Where to get the latest information online about Penrith New Squares
For the latest information about Penrith New Squares visit www.newsquarespenrith.co.uk and for details of the residential properties that are for sale at the development visit www.penrithnewsquares.co.uk.
Public and Media Enquiries about Penrith New Squares
Sainsbury's has appointed Local Dialogue to deal with the media management and community liaison aspects of the development. A free phone telephone number: 0800 319 6162 is available during work hours for people to contact for more information about Penrith New Squares.
Penrith New Squares - background, aims and objectives
What are the schemes aims?
The Penrith New Squares development is an extension to Penrith's existing town centre. The scheme is a mixed use development meaning that there will be housing, a multi-storey car park and retail on the site.
It is intended that the scheme will provide benefits to the existing town centre by drawing more people into the area and reverse the trend of people travelling to other centres to do their shopping. Housing will also be provided on the site which will be a mixture of affordable housing and open market housing. This is a particularly important element of the scheme as there is a constant need for more affordable housing in the area.
The Council's Chief Executive, said: "Penrith New Squares is Eden's economic future. The increased number of shops means more people spend money in the District. The town centre development with its enhanced retail offer, multi storey car park, new jobs and affordable homes would limit the threat from new out of town developments for existing businesses."
Why choose Southend Road as the development site?
The area around Southend Road in Penrith was first identified as a site for a potential retail development in 1996. Around that time a number of developers were exploring the possibility of a new major food store and this led to the Council commissioning a retail viability and vitality study to determine whether there was demand for a new food store. These studies confirmed the demand and provided the original justification for a new major development.
In 1999 the Council, as the Local Planning Authority, approved the first planning brief for the site. We also carried out a 'sequential' planning assessment to consider which site could best satisfy this planning brief.
The sequential test first considered any available town centre sites and then moved on to look at 'edge of town centre' sites. If no suitable sites had been identified then this would have opened the way for an 'out of town' site. This exercise identified the Southend Road area as a site which could reasonably accommodate the development and provide the basis for extending the existing town centre.

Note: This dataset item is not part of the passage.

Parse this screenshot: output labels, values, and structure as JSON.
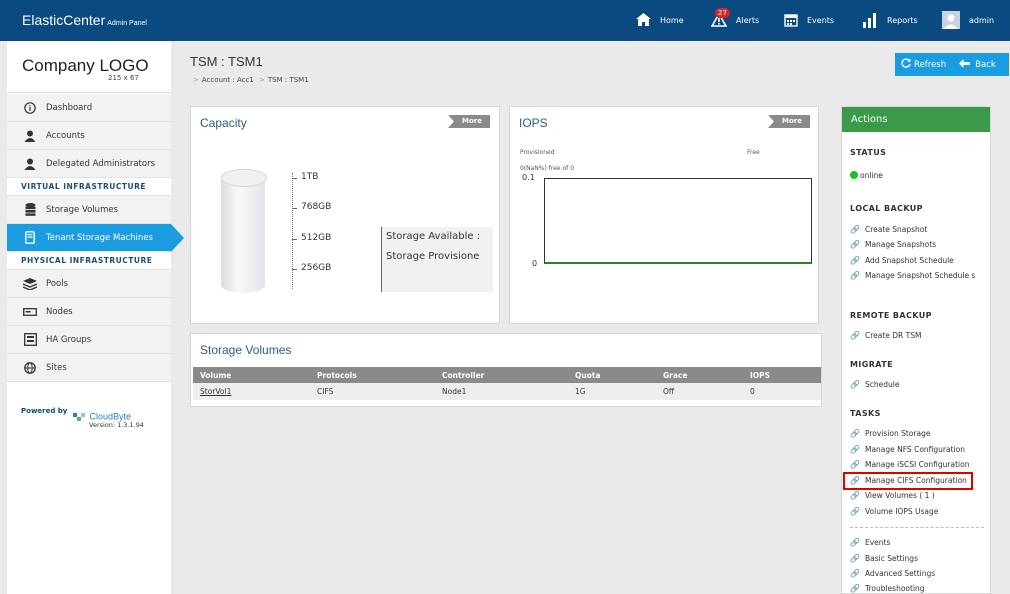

This approach clearly helped to ensure that this development was delivered in the way which best supported the existing town centre.
The scheme was then subject to the full rigours of competition and this process led to the appointment of a developer on 20 March 2003. Subsequent to this decision, Sainsbury's were appointed as the food store operator for the scheme.
After much discussion with the Council, the scheme was refined and a raft of legal agreements binding the developer and the Council were signed on 1 November 2005.
A Planning Application was submitted very soon thereafter and this was eventually approved.
Following Planning Consent, land acquisition and other approvals the final agreements became unconditional on 3 June 2008 and, at that time, we entered into the long term leases for the site. Also at that time contracts were awarded for the construction of the development.
Why Penrith New Squares is so important?
The scheme has a long and complex past but it is important to note:
- The original demand which underpins the justification for the scheme has increased over the years and the 'need' for the scheme is greater today than it has ever been;
- The town centre will benefit the greatest from the development being based on the site at Southend Road. Any removal or loss of this site would open the door to an 'out of town' development which would potentially be very damaging to the town centre.